Problem to work on> Exclude the pictures, and otherwise reproduce the data in full.

Material for this task>
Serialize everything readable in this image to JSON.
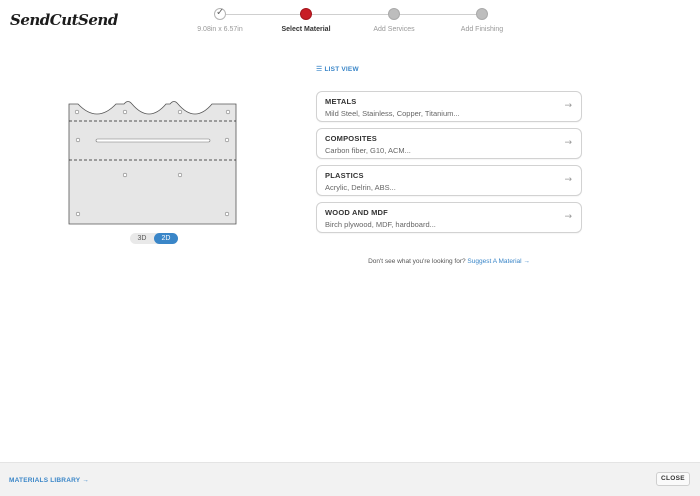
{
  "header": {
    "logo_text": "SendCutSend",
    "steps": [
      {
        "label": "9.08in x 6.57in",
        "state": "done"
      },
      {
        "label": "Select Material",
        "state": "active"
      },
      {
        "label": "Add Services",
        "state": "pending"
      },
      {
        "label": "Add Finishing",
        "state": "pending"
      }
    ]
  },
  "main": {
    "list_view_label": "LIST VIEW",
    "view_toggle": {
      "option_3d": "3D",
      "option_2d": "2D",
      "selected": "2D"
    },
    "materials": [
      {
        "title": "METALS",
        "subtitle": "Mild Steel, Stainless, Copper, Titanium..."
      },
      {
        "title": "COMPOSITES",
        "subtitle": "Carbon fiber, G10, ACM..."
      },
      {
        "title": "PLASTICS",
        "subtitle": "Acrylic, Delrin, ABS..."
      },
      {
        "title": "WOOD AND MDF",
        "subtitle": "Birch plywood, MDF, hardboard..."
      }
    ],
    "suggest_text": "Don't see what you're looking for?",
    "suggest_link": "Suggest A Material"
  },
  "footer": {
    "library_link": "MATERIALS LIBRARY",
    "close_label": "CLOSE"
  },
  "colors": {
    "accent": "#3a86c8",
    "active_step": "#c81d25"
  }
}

Your response>
Serialize everything readable in this image to JSON.
{
  "header": {
    "logo_text": "SendCutSend",
    "steps": [
      {
        "label": "9.08in x 6.57in",
        "state": "done"
      },
      {
        "label": "Select Material",
        "state": "active"
      },
      {
        "label": "Add Services",
        "state": "pending"
      },
      {
        "label": "Add Finishing",
        "state": "pending"
      }
    ]
  },
  "main": {
    "list_view_label": "LIST VIEW",
    "view_toggle": {
      "option_3d": "3D",
      "option_2d": "2D",
      "selected": "2D"
    },
    "materials": [
      {
        "title": "METALS",
        "subtitle": "Mild Steel, Stainless, Copper, Titanium..."
      },
      {
        "title": "COMPOSITES",
        "subtitle": "Carbon fiber, G10, ACM..."
      },
      {
        "title": "PLASTICS",
        "subtitle": "Acrylic, Delrin, ABS..."
      },
      {
        "title": "WOOD AND MDF",
        "subtitle": "Birch plywood, MDF, hardboard..."
      }
    ],
    "suggest_text": "Don't see what you're looking for?",
    "suggest_link": "Suggest A Material"
  },
  "footer": {
    "library_link": "MATERIALS LIBRARY",
    "close_label": "CLOSE"
  },
  "colors": {
    "accent": "#3a86c8",
    "active_step": "#c81d25"
  }
}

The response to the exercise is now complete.